And then he knew what it felt like to not win the Kentucky Derby. About an hour after the race, Baffert was standing on the bricks of the Churchill paddock area, seemingly in shock. It was as if those two minutes totally overwhelmed him.

"That was always the toughest beat of my career," said a man who lost the 1998 Triple Crown by a whisker in the Belmont Stakes. "You think the Triple Crown, but it wasn't. (The '96 Derby loss) was harder, because you think you're never getting back here again."

It had taken so many years just to get here once. Finding another horse good enough to make the field would be hard. Finding one good enough to win it seemed even more remote after that near miss.

Still, Baffert recovered enough to go to dinner at Pat's Steakhouse, a traditional hangout for the horsey set. It was a miserable dinner.

"It felt so, so bad," he said of that night. "For a year it was really depressing."

He didn't know it at the time, but the only thing that would erase that feeling was back in Barn 33 that night. It was a 2-year-old named Silver Charm, and he would be Baffert's ticket to the Derby the next spring.

But just being back on the grounds with Silver Charm was enough to re-engage all the pain of that photo-finish loss the year before. People asked him to go to the Kentucky Derby museum on the front side of Churchill and he refused, knowing that a replay of the '96 Derby would be constantly playing.

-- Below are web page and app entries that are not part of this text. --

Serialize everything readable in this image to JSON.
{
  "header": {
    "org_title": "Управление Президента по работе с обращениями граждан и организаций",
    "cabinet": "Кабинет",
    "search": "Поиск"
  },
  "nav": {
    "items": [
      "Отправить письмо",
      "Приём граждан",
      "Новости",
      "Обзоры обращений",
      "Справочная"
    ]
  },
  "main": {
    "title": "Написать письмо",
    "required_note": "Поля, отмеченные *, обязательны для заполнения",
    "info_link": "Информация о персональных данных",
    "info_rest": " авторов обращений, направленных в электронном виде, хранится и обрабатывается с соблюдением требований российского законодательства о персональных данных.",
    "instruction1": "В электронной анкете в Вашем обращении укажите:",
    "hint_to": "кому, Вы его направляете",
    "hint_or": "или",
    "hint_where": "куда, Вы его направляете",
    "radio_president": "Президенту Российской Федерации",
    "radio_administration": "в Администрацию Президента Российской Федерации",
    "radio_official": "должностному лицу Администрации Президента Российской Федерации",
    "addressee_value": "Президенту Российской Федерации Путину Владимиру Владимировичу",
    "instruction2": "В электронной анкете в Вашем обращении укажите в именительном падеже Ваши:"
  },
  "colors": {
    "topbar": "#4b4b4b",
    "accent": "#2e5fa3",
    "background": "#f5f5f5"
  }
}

Finally, some friends talked him into attending a breakfast at the museum. He finally watched the race.

"I left there even feeling worse," Baffert said. "I thought, 'I have to win this.' "

Silver Charm fulfilled the quest, holding off Captain Bodgit and Free House in another exciting (but not quite as close) stretch run. Baffert had his Derby, and at the winner's party that night in the Derby Museum he watched the '96 replay again.

"I do not have a problem with this video," he said.

A year later Baffert won a second straight Derby, this time with Real Quiet. Then he added a third Derby win in 2002, with 21-1 shot War Emblem. By this time, Baffert admitted, "My hat size started getting bigger."

The sport will humble the greatest champions, though. There have been no more Kentucky Derby wins since, and only one Triple Crown win – the 2010 Preakness. So the appreciation of those dramatic early years at Churchill Downs is only sharpened more.

"This game can be so great and so cruel and you can get so negative – it can get you really negative if you let it," Baffert said. "When you have a good horse, you have to enjoy it. I've had some really good horses get knocked out. … If you get there and get lucky enough, you wish every trainer could feel that.

"Some great trainers never got the opportunity to win the Derby. You feel fortunate when you win it. Sometimes you feel like maybe you're not worthy. But it's sure a lot of fun."